12/12/2018 - 11:35
EU, Canada, New Zealand and developing countries to keep global warming below 1.5C The EU and scores of developing countries have pledged to toughen their existing commitments to reduce greenhouse gas emissions to enable the world to stay within a 1.5C rise in global warming. The promise, which follows increasingly dire scientific warnings, was the most positive message yet to come from the ongoing talks in Poland. Continue reading...
12/12/2018 - 10:22
Galleries and arts promoters should be made to feel too ashamed to take money from industries linked with climate breakdown Those attending the COP24 climate negotiations in Katowice, Poland, this week have been greeted by a bizarre sight: an artistic celebration of one of the main fuels responsible for destroying the global climate. Katowice is the centre of Poland’s coal industry, and despite hosting a conference that represents the last chance saloon when it comes to taking meaningful action on climate change, local politicians pride themselves on the black stuff. Perhaps we could have expected no different when the Intergovernmental Panel on Climate Change decided on such an inappropriate venue and to allow coal companies to sponsor the talks. If we do make it through climate change with some form of civilisation intact, we will look back at some of the things we are doing now with the moral repugnance we feel towards slavery. There are legitimate parallels here. Climate change will most hurt those yet to be born. Our failure to make the dramatic changes needed to our economy and society means we are behaving as if we own the lives of future generations and have a right to steal their lives from them. Continue reading...
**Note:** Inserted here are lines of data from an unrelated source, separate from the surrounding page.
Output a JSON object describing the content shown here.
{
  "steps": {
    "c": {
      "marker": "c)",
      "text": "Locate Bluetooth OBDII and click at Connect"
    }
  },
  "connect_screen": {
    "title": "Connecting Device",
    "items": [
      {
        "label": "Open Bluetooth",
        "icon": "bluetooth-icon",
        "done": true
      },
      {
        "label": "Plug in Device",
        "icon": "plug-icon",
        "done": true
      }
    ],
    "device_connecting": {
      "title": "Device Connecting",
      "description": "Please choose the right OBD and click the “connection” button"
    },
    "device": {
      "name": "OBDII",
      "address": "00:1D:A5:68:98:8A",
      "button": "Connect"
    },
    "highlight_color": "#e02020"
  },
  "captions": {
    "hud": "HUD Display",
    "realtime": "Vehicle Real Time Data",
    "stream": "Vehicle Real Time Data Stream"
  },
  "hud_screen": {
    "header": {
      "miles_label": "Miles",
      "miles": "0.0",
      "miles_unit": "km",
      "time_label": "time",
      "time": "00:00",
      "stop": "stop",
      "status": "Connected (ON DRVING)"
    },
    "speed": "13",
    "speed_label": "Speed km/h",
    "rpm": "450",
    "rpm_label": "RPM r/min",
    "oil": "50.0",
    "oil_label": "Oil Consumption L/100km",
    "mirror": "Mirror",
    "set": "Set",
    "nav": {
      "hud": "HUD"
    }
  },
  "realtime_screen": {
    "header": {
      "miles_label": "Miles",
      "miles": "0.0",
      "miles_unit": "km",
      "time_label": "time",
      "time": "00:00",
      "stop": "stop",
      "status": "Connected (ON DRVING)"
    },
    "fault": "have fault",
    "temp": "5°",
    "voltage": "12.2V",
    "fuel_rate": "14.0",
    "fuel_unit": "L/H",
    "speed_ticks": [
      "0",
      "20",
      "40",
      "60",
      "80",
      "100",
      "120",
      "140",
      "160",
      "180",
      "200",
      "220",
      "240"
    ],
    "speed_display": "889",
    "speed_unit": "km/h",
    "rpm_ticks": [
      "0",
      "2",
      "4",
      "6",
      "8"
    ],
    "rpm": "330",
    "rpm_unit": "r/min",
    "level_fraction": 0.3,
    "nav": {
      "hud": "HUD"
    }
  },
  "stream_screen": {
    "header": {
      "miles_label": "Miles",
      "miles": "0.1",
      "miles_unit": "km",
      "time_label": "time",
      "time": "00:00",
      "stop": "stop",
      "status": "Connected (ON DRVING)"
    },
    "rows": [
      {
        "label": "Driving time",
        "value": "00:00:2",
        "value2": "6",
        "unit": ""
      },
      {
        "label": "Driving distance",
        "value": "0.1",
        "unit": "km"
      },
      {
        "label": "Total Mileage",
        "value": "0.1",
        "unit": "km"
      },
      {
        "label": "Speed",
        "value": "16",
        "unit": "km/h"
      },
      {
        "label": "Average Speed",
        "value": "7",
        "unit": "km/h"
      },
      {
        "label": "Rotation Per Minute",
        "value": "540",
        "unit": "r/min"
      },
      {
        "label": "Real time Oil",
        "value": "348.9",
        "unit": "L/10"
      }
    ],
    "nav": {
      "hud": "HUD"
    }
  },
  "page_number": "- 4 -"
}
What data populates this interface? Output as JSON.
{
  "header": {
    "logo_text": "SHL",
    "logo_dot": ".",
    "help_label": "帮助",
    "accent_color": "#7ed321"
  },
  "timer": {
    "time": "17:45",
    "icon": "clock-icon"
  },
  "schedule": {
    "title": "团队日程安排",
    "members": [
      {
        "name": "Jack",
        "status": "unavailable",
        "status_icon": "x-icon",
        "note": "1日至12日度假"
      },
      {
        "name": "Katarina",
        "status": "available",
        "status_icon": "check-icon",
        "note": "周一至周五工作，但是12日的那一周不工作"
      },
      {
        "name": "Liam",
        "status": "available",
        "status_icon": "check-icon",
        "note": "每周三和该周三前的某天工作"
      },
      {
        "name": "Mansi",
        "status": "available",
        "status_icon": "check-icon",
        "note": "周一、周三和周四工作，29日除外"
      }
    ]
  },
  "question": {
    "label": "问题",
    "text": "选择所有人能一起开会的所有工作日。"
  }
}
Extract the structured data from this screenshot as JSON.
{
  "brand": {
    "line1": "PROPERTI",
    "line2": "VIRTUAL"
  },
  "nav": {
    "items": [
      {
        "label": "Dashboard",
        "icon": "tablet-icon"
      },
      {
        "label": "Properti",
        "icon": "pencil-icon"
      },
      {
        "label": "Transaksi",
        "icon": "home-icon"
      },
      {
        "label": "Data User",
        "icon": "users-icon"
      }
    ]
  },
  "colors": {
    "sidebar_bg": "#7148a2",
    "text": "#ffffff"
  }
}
12/12/2018 - 08:05
Forty-nine companies accused of human rights and environmental abuses Facebook is among a number of companies from the US, UK, France, Switzerland and China named on a “dirty list” of corporations accused of involvement in human rights and environmental violations in Myanmar, or of doing business with the country’s military, which is accused of genocide. A list of 49 companies, compiled by the pressure group Burma Campaign UK, reveals the global breadth of international organisations that have continued to provide arms, infrastructure, technology, engineering and expertise to the Burmese military, or supported projects that have been accused of causing environmental destruction, such as hydroelectric dams and jade mines. Continue reading...
12/12/2018 - 06:00
‘The changes have become more radical’: farmers are spending more time and money trying to grow crops in new climates Richard Oswald did not need the latest US government report on the creeping toll of climate change to tell him that farming in the midwest is facing a grim future, and very likely changing forever. For Oswald, the moment of realisation came in 2011. Continue reading...
12/12/2018 - 06:00
All 16,000 buses in the fast-growing Chinese megacity are now electric, and soon all 13,000 taxis will be too You have to keep your eyes peeled for the bus at the station in Shenzhen’s Futian central business district these days. The diesel behemoths that once signalled their arrival with a piercing hiss, a rattle of engine and a plume of fumes are no more, replaced with the world’s first and largest 100% electric bus fleet. Shenzhen now has 16,000 electric buses in total and is noticeably quieter for it. “We find that the buses are so quiet that people might not hear them coming,” says Joseph Ma, deputy general manager at Shenzhen Bus Group, the largest of the three main bus companies in the city. “In fact, we’ve received requests to add some artificial noise to the buses so that people can hear them. We’re considering it.” Continue reading...